[Task to carry out]
The data are to be restated in full, exactly as presented.

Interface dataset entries

# # # # # # #

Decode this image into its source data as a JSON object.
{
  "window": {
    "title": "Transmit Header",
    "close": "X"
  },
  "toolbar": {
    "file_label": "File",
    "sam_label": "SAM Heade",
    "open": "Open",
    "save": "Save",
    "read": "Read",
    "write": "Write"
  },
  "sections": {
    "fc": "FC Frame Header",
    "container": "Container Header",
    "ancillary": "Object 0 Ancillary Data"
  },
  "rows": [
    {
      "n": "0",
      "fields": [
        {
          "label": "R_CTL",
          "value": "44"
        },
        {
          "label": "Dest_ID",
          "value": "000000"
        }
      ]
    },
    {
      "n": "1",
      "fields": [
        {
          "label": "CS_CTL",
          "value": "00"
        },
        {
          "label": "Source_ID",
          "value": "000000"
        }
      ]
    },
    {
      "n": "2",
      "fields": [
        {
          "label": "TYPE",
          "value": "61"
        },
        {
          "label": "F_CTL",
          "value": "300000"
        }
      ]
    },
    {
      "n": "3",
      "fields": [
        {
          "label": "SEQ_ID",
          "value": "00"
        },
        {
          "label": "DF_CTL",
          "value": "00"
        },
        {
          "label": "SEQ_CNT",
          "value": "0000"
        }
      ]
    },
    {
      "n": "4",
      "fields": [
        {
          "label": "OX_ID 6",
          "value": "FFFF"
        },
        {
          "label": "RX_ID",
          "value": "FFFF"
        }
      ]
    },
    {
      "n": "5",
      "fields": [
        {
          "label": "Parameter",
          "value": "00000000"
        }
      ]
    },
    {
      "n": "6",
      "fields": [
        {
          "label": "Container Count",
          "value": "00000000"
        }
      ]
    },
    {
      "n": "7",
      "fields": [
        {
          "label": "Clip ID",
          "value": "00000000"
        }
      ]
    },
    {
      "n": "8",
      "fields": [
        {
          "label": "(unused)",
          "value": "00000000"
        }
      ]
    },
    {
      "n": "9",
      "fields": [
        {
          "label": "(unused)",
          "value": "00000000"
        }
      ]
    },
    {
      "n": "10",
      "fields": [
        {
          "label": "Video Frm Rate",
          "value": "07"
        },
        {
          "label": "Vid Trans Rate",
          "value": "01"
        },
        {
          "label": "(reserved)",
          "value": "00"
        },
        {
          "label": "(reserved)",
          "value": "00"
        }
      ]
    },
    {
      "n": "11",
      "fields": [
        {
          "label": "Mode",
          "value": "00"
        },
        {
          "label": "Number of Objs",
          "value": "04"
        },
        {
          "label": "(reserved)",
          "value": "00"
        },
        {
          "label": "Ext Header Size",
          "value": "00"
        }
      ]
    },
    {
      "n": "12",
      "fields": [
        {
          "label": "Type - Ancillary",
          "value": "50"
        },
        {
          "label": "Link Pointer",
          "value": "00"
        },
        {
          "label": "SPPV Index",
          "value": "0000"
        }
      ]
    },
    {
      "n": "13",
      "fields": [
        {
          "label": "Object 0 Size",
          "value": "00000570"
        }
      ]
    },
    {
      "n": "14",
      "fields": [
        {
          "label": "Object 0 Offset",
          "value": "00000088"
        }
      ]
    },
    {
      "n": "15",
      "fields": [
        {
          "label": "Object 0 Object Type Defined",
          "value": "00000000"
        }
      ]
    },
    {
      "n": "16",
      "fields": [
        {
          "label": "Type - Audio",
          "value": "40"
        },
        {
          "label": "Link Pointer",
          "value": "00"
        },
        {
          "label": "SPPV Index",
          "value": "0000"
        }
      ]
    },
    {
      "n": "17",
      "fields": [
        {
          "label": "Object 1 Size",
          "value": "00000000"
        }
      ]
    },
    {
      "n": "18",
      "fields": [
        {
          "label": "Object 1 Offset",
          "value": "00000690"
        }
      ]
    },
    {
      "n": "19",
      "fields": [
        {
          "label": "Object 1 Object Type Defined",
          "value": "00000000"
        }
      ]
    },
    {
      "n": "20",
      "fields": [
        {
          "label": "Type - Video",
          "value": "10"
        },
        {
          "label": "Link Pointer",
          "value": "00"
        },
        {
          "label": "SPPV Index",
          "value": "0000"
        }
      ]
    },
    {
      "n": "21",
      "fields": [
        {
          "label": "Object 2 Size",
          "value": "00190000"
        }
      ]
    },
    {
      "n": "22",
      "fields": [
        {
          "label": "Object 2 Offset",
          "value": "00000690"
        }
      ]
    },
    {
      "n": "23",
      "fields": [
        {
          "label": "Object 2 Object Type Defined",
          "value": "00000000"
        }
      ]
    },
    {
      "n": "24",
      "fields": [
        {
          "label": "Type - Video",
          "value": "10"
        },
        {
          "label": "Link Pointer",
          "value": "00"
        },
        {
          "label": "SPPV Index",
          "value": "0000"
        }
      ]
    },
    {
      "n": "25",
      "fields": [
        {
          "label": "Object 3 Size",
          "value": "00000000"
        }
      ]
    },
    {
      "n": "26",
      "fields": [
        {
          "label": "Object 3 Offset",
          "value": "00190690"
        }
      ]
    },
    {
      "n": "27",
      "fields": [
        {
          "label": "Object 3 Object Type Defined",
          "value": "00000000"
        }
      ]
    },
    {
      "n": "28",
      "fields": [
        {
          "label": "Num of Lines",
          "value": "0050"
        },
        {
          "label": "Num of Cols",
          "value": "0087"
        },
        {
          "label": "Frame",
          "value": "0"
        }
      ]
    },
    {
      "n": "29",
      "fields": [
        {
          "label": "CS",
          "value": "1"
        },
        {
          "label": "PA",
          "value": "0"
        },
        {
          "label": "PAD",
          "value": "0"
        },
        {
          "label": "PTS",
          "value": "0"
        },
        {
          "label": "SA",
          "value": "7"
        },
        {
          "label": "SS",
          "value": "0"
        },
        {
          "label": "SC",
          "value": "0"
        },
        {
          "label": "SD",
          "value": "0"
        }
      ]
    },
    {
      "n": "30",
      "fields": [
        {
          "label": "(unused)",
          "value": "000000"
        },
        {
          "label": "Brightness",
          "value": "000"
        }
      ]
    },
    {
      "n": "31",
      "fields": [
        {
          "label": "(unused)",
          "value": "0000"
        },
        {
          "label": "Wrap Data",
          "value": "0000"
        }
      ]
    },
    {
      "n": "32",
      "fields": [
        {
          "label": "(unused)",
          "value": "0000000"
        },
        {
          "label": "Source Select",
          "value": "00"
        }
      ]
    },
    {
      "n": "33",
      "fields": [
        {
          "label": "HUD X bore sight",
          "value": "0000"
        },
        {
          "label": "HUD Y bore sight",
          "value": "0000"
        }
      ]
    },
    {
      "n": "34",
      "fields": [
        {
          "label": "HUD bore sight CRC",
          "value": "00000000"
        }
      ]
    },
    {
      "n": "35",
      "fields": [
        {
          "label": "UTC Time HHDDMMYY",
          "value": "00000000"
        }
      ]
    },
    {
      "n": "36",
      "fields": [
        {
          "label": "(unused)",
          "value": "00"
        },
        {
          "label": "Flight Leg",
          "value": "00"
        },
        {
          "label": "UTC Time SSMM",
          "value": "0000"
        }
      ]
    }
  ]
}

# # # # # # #

[Expected output]
Decode this image into its source data as a JSON object.
{
  "window": {
    "title": "Transmit Header",
    "close": "X"
  },
  "toolbar": {
    "file_label": "File",
    "sam_label": "SAM Heade",
    "open": "Open",
    "save": "Save",
    "read": "Read",
    "write": "Write"
  },
  "sections": {
    "fc": "FC Frame Header",
    "container": "Container Header",
    "ancillary": "Object 0 Ancillary Data"
  },
  "rows": [
    {
      "n": "0",
      "fields": [
        {
          "label": "R_CTL",
          "value": "44"
        },
        {
          "label": "Dest_ID",
          "value": "000000"
        }
      ]
    },
    {
      "n": "1",
      "fields": [
        {
          "label": "CS_CTL",
          "value": "00"
        },
        {
          "label": "Source_ID",
          "value": "000000"
        }
      ]
    },
    {
      "n": "2",
      "fields": [
        {
          "label": "TYPE",
          "value": "61"
        },
        {
          "label": "F_CTL",
          "value": "300000"
        }
      ]
    },
    {
      "n": "3",
      "fields": [
        {
          "label": "SEQ_ID",
          "value": "00"
        },
        {
          "label": "DF_CTL",
          "value": "00"
        },
        {
          "label": "SEQ_CNT",
          "value": "0000"
        }
      ]
    },
    {
      "n": "4",
      "fields": [
        {
          "label": "OX_ID 6",
          "value": "FFFF"
        },
        {
          "label": "RX_ID",
          "value": "FFFF"
        }
      ]
    },
    {
      "n": "5",
      "fields": [
        {
          "label": "Parameter",
          "value": "00000000"
        }
      ]
    },
    {
      "n": "6",
      "fields": [
        {
          "label": "Container Count",
          "value": "00000000"
        }
      ]
    },
    {
      "n": "7",
      "fields": [
        {
          "label": "Clip ID",
          "value": "00000000"
        }
      ]
    },
    {
      "n": "8",
      "fields": [
        {
          "label": "(unused)",
          "value": "00000000"
        }
      ]
    },
    {
      "n": "9",
      "fields": [
        {
          "label": "(unused)",
          "value": "00000000"
        }
      ]
    },
    {
      "n": "10",
      "fields": [
        {
          "label": "Video Frm Rate",
          "value": "07"
        },
        {
          "label": "Vid Trans Rate",
          "value": "01"
        },
        {
          "label": "(reserved)",
          "value": "00"
        },
        {
          "label": "(reserved)",
          "value": "00"
        }
      ]
    },
    {
      "n": "11",
      "fields": [
        {
          "label": "Mode",
          "value": "00"
        },
        {
          "label": "Number of Objs",
          "value": "04"
        },
        {
          "label": "(reserved)",
          "value": "00"
        },
        {
          "label": "Ext Header Size",
          "value": "00"
        }
      ]
    },
    {
      "n": "12",
      "fields": [
        {
          "label": "Type - Ancillary",
          "value": "50"
        },
        {
          "label": "Link Pointer",
          "value": "00"
        },
        {
          "label": "SPPV Index",
          "value": "0000"
        }
      ]
    },
    {
      "n": "13",
      "fields": [
        {
          "label": "Object 0 Size",
          "value": "00000570"
        }
      ]
    },
    {
      "n": "14",
      "fields": [
        {
          "label": "Object 0 Offset",
          "value": "00000088"
        }
      ]
    },
    {
      "n": "15",
      "fields": [
        {
          "label": "Object 0 Object Type Defined",
          "value": "00000000"
        }
      ]
    },
    {
      "n": "16",
      "fields": [
        {
          "label": "Type - Audio",
          "value": "40"
        },
        {
          "label": "Link Pointer",
          "value": "00"
        },
        {
          "label": "SPPV Index",
          "value": "0000"
        }
      ]
    },
    {
      "n": "17",
      "fields": [
        {
          "label": "Object 1 Size",
          "value": "00000000"
        }
      ]
    },
    {
      "n": "18",
      "fields": [
        {
          "label": "Object 1 Offset",
          "value": "00000690"
        }
      ]
    },
    {
      "n": "19",
      "fields": [
        {
          "label": "Object 1 Object Type Defined",
          "value": "00000000"
        }
      ]
    },
    {
      "n": "20",
      "fields": [
        {
          "label": "Type - Video",
          "value": "10"
        },
        {
          "label": "Link Pointer",
          "value": "00"
        },
        {
          "label": "SPPV Index",
          "value": "0000"
        }
      ]
    },
    {
      "n": "21",
      "fields": [
        {
          "label": "Object 2 Size",
          "value": "00190000"
        }
      ]
    },
    {
      "n": "22",
      "fields": [
        {
          "label": "Object 2 Offset",
          "value": "00000690"
        }
      ]
    },
    {
      "n": "23",
      "fields": [
        {
          "label": "Object 2 Object Type Defined",
          "value": "00000000"
        }
      ]
    },
    {
      "n": "24",
      "fields": [
        {
          "label": "Type - Video",
          "value": "10"
        },
        {
          "label": "Link Pointer",
          "value": "00"
        },
        {
          "label": "SPPV Index",
          "value": "0000"
        }
      ]
    },
    {
      "n": "25",
      "fields": [
        {
          "label": "Object 3 Size",
          "value": "00000000"
        }
      ]
    },
    {
      "n": "26",
      "fields": [
        {
          "label": "Object 3 Offset",
          "value": "00190690"
        }
      ]
    },
    {
      "n": "27",
      "fields": [
        {
          "label": "Object 3 Object Type Defined",
          "value": "00000000"
        }
      ]
    },
    {
      "n": "28",
      "fields": [
        {
          "label": "Num of Lines",
          "value": "0050"
        },
        {
          "label": "Num of Cols",
          "value": "0087"
        },
        {
          "label": "Frame",
          "value": "0"
        }
      ]
    },
    {
      "n": "29",
      "fields": [
        {
          "label": "CS",
          "value": "1"
        },
        {
          "label": "PA",
          "value": "0"
        },
        {
          "label": "PAD",
          "value": "0"
        },
        {
          "label": "PTS",
          "value": "0"
        },
        {
          "label": "SA",
          "value": "7"
        },
        {
          "label": "SS",
          "value": "0"
        },
        {
          "label": "SC",
          "value": "0"
        },
        {
          "label": "SD",
          "value": "0"
        }
      ]
    },
    {
      "n": "30",
      "fields": [
        {
          "label": "(unused)",
          "value": "000000"
        },
        {
          "label": "Brightness",
          "value": "000"
        }
      ]
    },
    {
      "n": "31",
      "fields": [
        {
          "label": "(unused)",
          "value": "0000"
        },
        {
          "label": "Wrap Data",
          "value": "0000"
        }
      ]
    },
    {
      "n": "32",
      "fields": [
        {
          "label": "(unused)",
          "value": "0000000"
        },
        {
          "label": "Source Select",
          "value": "00"
        }
      ]
    },
    {
      "n": "33",
      "fields": [
        {
          "label": "HUD X bore sight",
          "value": "0000"
        },
        {
          "label": "HUD Y bore sight",
          "value": "0000"
        }
      ]
    },
    {
      "n": "34",
      "fields": [
        {
          "label": "HUD bore sight CRC",
          "value": "00000000"
        }
      ]
    },
    {
      "n": "35",
      "fields": [
        {
          "label": "UTC Time HHDDMMYY",
          "value": "00000000"
        }
      ]
    },
    {
      "n": "36",
      "fields": [
        {
          "label": "(unused)",
          "value": "00"
        },
        {
          "label": "Flight Leg",
          "value": "00"
        },
        {
          "label": "UTC Time SSMM",
          "value": "0000"
        }
      ]
    }
  ]
}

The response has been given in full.